# EXERCISE GOAL
From the data, copy out every line in which the word "icon" appears.

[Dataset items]

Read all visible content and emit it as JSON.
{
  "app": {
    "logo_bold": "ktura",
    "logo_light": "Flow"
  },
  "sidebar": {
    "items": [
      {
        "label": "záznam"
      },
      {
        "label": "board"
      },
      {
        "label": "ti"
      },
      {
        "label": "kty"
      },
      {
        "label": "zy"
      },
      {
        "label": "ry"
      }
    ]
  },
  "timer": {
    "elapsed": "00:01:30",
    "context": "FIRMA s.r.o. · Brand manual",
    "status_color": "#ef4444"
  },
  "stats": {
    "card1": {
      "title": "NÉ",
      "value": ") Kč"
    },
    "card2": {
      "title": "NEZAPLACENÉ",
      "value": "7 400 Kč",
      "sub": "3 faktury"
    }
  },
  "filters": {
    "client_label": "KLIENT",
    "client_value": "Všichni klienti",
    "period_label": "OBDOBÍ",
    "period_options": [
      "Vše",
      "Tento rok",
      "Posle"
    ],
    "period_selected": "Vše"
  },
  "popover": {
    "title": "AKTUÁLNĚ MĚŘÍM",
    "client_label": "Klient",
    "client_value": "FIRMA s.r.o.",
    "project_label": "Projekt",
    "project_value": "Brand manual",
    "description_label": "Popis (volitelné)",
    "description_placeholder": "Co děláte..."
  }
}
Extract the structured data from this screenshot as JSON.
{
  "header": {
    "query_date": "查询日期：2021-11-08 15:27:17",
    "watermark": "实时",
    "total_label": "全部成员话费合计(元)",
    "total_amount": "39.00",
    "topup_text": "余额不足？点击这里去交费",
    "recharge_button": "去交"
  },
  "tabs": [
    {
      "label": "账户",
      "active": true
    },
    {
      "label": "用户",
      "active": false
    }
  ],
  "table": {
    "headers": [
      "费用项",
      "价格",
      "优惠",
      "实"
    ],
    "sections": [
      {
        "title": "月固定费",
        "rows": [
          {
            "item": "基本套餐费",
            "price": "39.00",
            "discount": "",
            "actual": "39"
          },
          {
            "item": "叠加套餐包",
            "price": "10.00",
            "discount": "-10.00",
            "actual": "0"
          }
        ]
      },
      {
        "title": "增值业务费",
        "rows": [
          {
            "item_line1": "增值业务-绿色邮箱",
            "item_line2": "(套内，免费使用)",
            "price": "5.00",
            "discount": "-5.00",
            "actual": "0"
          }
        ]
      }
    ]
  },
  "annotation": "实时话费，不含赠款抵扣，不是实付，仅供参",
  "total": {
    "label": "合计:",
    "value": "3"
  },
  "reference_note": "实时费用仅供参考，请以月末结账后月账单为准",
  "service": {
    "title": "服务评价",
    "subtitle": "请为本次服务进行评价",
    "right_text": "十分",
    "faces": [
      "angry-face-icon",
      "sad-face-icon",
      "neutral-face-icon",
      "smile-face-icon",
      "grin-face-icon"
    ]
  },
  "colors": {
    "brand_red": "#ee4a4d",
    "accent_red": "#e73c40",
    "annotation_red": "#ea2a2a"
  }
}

# EXPECTED ANSWER
      "angry-face-icon",
      "sad-face-icon",
      "neutral-face-icon",
      "smile-face-icon",
      "grin-face-icon"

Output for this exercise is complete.